Exercise aim - Each line that includes "term" must be copied from the records.

=====

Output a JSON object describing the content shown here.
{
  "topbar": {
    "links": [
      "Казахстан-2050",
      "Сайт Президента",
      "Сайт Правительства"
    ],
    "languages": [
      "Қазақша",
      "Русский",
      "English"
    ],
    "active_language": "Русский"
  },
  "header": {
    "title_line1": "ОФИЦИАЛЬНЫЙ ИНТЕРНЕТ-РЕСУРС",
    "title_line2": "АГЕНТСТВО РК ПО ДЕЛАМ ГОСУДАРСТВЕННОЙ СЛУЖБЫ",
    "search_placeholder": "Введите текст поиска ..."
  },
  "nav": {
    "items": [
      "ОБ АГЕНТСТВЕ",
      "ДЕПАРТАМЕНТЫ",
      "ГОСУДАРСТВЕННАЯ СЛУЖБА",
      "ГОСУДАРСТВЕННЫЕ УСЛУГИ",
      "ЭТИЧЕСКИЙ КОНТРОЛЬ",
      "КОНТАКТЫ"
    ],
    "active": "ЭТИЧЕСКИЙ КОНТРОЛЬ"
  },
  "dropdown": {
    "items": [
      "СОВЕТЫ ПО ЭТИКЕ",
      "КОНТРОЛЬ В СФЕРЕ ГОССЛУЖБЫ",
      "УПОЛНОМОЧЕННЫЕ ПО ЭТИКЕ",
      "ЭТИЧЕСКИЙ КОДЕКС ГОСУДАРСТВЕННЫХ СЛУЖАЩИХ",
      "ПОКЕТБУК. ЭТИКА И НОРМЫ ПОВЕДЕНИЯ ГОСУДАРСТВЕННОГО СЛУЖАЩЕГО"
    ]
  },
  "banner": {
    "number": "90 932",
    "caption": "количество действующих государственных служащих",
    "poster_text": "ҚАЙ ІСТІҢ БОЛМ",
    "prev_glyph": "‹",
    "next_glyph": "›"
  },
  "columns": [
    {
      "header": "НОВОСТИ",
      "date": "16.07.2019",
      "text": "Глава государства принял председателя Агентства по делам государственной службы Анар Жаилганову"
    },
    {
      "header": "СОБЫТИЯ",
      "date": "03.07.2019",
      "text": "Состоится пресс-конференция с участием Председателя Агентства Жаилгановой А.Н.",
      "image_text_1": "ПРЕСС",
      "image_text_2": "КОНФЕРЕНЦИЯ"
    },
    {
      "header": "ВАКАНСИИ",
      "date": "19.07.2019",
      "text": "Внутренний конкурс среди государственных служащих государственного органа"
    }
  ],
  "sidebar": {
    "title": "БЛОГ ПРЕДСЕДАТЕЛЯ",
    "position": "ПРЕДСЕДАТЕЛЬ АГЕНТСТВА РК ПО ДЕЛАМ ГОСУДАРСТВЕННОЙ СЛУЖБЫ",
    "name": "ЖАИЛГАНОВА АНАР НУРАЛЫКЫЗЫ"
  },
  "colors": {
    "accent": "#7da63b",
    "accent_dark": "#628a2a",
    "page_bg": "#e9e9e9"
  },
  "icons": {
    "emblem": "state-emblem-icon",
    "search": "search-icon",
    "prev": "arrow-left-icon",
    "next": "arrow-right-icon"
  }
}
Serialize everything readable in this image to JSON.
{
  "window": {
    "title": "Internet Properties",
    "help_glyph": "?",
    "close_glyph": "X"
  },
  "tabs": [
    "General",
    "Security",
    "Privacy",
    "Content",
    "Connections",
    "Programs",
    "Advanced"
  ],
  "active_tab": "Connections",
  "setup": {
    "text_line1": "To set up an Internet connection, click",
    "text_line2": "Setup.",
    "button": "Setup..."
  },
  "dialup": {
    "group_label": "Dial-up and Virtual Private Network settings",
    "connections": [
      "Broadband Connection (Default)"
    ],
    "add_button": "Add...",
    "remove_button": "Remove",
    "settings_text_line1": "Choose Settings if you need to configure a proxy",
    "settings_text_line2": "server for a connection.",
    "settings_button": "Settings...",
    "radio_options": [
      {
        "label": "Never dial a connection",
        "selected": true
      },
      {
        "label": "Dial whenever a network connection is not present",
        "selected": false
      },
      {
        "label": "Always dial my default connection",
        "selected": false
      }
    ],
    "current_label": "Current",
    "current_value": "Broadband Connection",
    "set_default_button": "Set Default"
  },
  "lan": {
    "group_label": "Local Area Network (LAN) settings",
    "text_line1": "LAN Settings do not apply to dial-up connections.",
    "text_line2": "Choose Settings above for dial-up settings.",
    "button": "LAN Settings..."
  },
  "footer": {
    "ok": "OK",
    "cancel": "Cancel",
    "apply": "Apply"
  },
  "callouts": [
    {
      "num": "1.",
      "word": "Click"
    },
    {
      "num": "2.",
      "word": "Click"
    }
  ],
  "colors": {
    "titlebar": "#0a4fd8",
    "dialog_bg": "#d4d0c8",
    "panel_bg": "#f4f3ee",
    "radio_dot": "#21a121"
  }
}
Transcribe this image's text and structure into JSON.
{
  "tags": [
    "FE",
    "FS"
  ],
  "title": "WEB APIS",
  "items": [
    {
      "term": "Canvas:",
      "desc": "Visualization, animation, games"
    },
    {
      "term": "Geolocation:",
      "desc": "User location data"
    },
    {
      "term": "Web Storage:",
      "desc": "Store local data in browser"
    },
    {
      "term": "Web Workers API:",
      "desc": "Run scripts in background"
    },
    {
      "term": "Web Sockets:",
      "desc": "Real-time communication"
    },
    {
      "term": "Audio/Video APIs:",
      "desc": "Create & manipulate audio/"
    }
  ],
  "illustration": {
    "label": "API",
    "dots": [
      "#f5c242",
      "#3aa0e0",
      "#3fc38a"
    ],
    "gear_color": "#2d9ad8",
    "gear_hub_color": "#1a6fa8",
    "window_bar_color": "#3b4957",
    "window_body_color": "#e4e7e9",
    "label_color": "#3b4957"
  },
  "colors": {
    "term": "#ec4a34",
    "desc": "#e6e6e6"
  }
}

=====

Output for this exercise -
      "term": "Canvas:",
      "term": "Geolocation:",
      "term": "Web Storage:",
      "term": "Web Workers API:",
      "term": "Web Sockets:",
      "term": "Audio/Video APIs:",
    "term": "#ec4a34",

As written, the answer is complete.